April 2020

In Metro DC, we entered the COVID-19 era with a solid housing market that had constrained supply, strong demand, and prices that were about to get a bit “frothy”.  We probably had a good year in front of us to enjoy the peak of the housing cycle. Instead, we entered this likely recession with strong housing fundamentals that will help us endure a V-shaped recession with few long-term effects. Unfortunately, it appears that we should expect a Nike-swoosh-shaped recession as the employment declines are expected to continue.

Consider our fundamental affordability, supply, and demand conditions:

      • Homes are relatively affordable based on household incomes and current low 3.19% mortgage rates.
      • Our low supply of new homes and existing homes will help support home and land values. If fact, we could stand to ease the supply which will give more buyers more choices.
      • We have reasonably strong demand conditions with prospects for quick recovery. While we lost a lot of jobs in March, housing demand will continue due to the large number of office-using and federally funded jobs.

April data begins to show us the pandemic’s impact on local employment.  Preliminary BLS numbers showed Metro DC lost 21K jobs in March, a -0.6% drop from February.  This change pales in comparison to Baltimore’s -1.45% decline.

Job Growth

Weak: In what is probably the first of several down months, Metro DC lost 21.8K jobs in March, a 0.6% drop month-over-month.  However, when compared to March 2019 the employment slowed but does not look bad – Metro DC added 31.5K jobs, or 0.9% month-over-year (MOY).

Permit Growth

Moderate: Multifamily permits issued grew 11% YOY to reach 13.7K permits for the 12 months ending in March.  MF permits outpaced SF permits by 9.1% as SF permits slowed 3% to reach 12.6K permits for the LTM.

Employment-to-Permit Ratio

Strong: A rising E/P ratio suggests that demand fundamentals are strengthening or supply is weakening. With low existing home inventory, new homes and the rental market will be in demand and the E/P ratio may dip below 1.0 without affecting home values.

Housing Inventory

Weak, but helpful for price stability: Despite weakening job market and rising listings, we saw a dip in the months-supply to reach 1.0 months as the sales pace increased. Having low supply will help support home values through a recession.

Existing Home Sales and Prices

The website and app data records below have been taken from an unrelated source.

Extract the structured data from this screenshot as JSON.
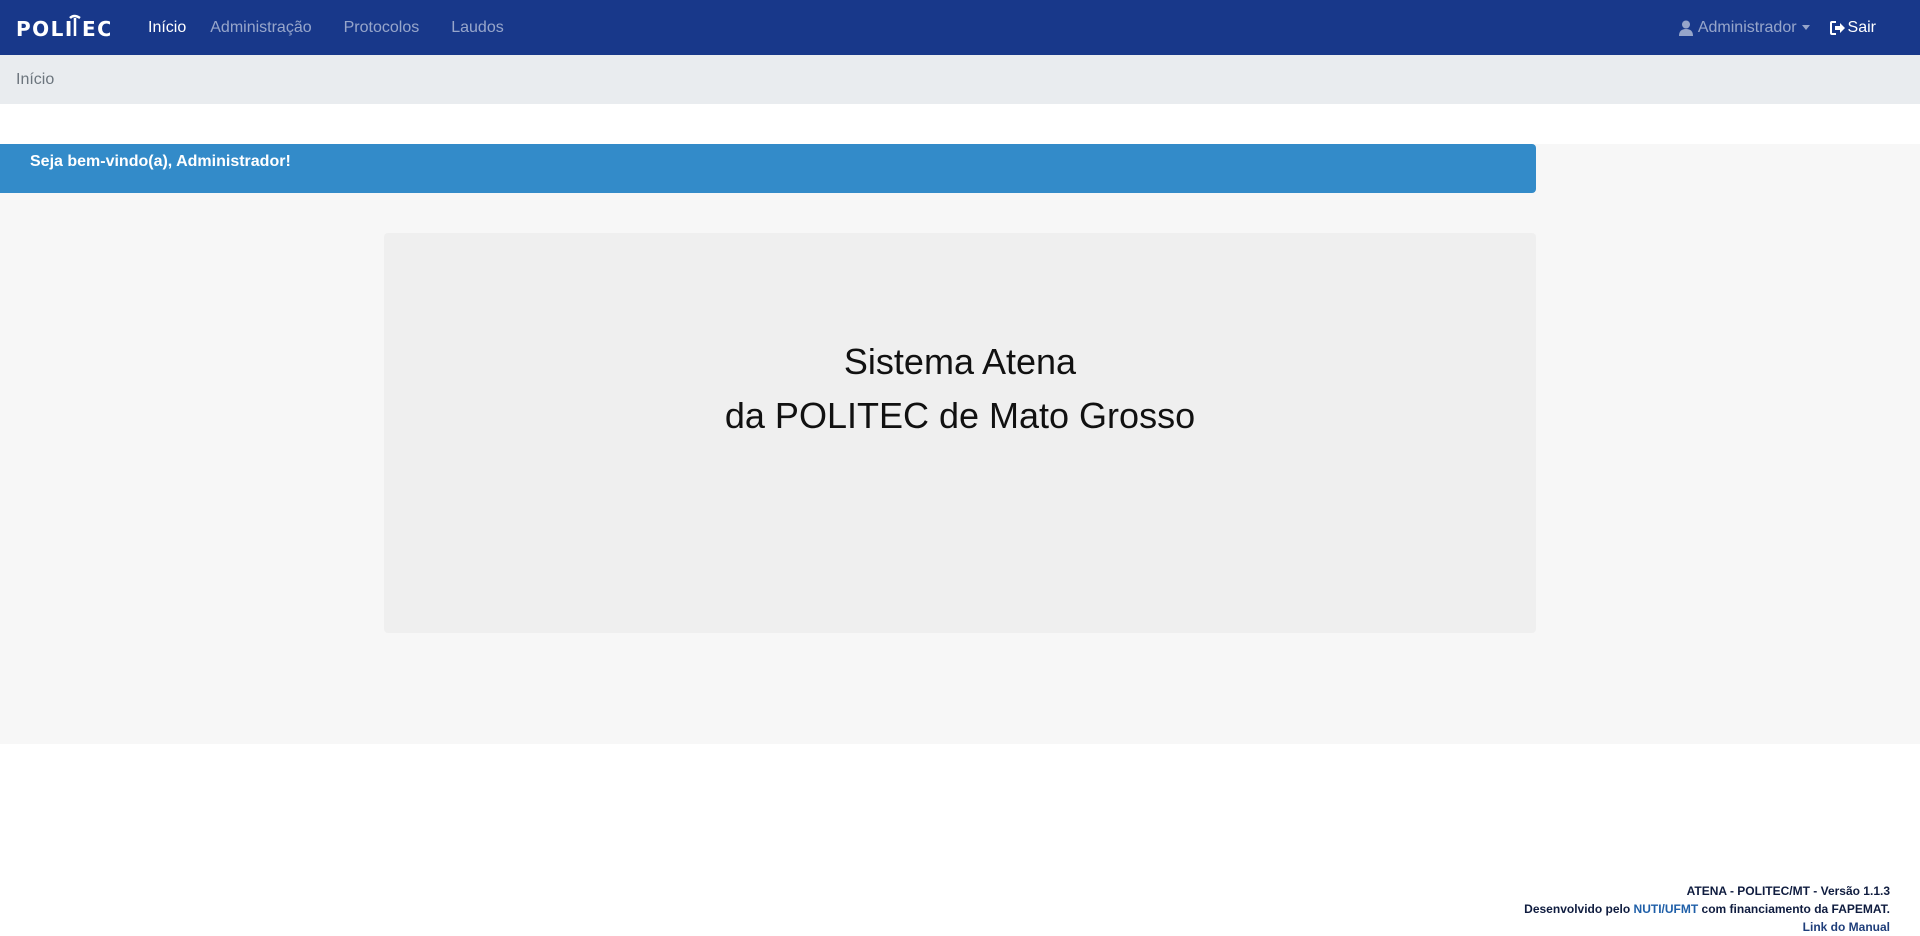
{
  "navbar": {
    "brand": "POLITEC",
    "links": [
      {
        "label": "Início",
        "active": true
      },
      {
        "label": "Administração",
        "active": false
      },
      {
        "label": "Protocolos",
        "active": false
      },
      {
        "label": "Laudos",
        "active": false
      }
    ],
    "user_label": "Administrador",
    "user_icon": "user-icon",
    "logout_label": "Sair",
    "logout_icon": "sign-out-icon"
  },
  "breadcrumb": {
    "items": [
      "Início"
    ]
  },
  "welcome": {
    "message": "Seja bem-vindo(a), Administrador!"
  },
  "hero": {
    "line1": "Sistema Atena",
    "line2": "da POLITEC de Mato Grosso"
  },
  "footer": {
    "version": "ATENA - POLITEC/MT - Versão 1.1.3",
    "dev_prefix": "Desenvolvido pelo ",
    "dev_link": "NUTI/UFMT",
    "dev_suffix": " com financiamento da FAPEMAT.",
    "manual_link": "Link do Manual"
  },
  "colors": {
    "navbar": "#18388a",
    "breadcrumb_bg": "#e9ecef",
    "welcome_bg": "#338bc9",
    "hero_bg": "#efefef"
  }
}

Strong: Projected resales closings increased a staggering 7.8% to 103K for the last 12 months ending March and are at the highest level since the 2006/2007 peak. Median sales prices have also increased from $392K average in 2019 to $398K average for the past 12 months. While low mortgage interest rates helped increase sales for higher priced homes, we anticipate the median sales price will decline as home shoppers tend to want more affordable than luxury homes during a recession.


Strong: Data from February 2020, one month before the pandemic, shows that Metro DC home values were starting to increase. Together with rising sales, increasing home prices suggest the DC housing market was beginning to peak.  On an annualized basis, home values across the country were beginning to rise. Metro DC’s home value appreciation was at 3.7% compared to 4.2% for the U.S. and 3.4% for the Top-20 MSAs.